Travelling in a car with children requires additional care and attention so that everyone stays as safe as possible. All parents and guardians want to ensure that children travelling with them on the roads are safe, and checking that they are properly secured helps to reduce any risks.
There are a few things to consider when planning a journey with a child, including what form of child restraint is most suitable. By law, all children travelling in a car, van or lorry must sit in a suitable child car seat until they are 12 years old or 135cm in height – whichever happens first.1 It is also then important to make sure that it is fitted correctly and that the child is securely strapped in.
What restraints are available?
In the Think! advice for driving with children, ‘child restraint’ is a “baby seat, child seat, booster seat or booster cushion”, depending on which is most suitable.

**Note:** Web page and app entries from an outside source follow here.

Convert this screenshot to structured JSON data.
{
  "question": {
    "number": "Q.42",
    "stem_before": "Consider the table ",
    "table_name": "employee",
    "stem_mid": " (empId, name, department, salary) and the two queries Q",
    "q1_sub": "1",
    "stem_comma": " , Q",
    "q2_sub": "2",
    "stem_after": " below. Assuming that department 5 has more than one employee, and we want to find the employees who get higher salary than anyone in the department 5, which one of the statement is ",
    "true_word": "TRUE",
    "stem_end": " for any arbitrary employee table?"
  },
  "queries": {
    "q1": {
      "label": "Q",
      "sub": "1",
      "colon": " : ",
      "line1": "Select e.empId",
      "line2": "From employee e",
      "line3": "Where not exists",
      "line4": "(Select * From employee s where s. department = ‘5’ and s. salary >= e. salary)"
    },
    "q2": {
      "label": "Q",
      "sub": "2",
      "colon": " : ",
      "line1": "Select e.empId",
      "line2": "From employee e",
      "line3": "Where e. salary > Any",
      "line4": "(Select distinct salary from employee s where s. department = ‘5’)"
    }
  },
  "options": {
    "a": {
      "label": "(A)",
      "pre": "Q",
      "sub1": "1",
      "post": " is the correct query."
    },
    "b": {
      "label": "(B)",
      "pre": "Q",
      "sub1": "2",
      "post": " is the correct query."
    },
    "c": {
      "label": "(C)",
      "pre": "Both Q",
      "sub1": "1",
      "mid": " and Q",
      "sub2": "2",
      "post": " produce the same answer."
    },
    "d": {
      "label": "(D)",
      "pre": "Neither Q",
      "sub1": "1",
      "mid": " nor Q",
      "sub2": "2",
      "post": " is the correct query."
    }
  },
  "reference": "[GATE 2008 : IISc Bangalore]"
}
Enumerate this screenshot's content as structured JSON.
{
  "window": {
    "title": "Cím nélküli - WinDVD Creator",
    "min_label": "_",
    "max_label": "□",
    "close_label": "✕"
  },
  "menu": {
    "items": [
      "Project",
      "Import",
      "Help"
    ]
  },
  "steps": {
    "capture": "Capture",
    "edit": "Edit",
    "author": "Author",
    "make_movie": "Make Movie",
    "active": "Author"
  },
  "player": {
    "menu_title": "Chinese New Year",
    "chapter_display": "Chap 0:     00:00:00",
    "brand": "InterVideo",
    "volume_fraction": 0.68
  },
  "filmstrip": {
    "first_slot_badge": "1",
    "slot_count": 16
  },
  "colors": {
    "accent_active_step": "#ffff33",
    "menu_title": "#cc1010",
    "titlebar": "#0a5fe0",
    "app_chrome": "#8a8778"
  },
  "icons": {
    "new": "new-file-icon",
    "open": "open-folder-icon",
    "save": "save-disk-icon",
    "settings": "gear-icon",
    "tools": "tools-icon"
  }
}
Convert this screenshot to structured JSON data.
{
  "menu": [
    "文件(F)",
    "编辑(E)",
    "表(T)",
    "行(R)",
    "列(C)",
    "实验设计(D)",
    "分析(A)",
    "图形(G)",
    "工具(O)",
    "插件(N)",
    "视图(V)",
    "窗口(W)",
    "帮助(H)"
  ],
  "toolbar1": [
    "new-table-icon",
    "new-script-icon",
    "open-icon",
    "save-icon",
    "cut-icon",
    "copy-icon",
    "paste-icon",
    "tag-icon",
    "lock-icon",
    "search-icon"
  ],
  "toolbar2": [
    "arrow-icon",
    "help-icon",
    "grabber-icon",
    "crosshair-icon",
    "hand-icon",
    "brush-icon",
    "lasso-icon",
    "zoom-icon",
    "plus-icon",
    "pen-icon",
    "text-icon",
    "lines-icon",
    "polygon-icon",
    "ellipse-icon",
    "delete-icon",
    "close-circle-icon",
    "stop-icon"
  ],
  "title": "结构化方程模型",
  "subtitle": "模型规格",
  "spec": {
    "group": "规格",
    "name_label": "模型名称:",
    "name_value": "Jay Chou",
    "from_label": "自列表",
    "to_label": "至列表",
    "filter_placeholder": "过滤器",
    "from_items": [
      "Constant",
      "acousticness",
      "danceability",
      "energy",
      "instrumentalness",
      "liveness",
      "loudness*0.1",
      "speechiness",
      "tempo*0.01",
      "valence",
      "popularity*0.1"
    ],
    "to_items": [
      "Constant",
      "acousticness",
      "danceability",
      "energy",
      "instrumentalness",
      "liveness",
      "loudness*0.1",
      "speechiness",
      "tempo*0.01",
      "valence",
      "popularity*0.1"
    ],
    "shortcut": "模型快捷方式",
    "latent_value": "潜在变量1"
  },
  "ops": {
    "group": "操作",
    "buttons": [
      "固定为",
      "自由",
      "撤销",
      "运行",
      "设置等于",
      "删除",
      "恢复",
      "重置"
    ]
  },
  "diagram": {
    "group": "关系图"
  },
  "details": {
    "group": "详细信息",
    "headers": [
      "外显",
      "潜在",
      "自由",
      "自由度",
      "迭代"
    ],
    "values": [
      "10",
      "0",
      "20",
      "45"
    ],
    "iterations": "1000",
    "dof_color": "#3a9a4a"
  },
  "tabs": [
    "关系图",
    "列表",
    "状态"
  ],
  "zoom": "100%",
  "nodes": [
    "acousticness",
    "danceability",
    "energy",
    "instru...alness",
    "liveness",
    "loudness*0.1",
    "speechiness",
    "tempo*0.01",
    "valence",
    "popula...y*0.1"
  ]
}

The AA recommends that keeping children rear-facing for as long as possible, rather than rushing to move them on into a bigger, forward-facing seat, is usually safer. However, it is illegal to carry a rear-facing child seat in the front of your car if there is an active front passenger airbag, so make sure you take note of your airbag functions and consider these when deciding where a child should sit.
Why are child restraints needed?
In an accident all people in a car are in danger, and this is amplified for children if they are not properly secured in a seat. Think! states that even in a minor crash, an unrestrained child would be thrown about inside the vehicle – injuring themselves and others.
The Royal Society for the Prevention of Accidents advises that it is the driver’s responsibility to ensure that any children under the age of 14 are correctly and safely secured in a car, according to the law. Drivers can be fined if a child under this age does not wear a seatbelt or the correct child restraint. Anyone 14 and over must pay the fine themselves.
Failing to make sure children are secure and safe in your car can have serious consequences, including the possibility of criminal and civil proceedings if you are in an accident whilst someone else’s child is in the car. The most serious consequence though is of course potential loss of life, so it is vital to make sure that you do everything you can to keep children safe whilst on the roads.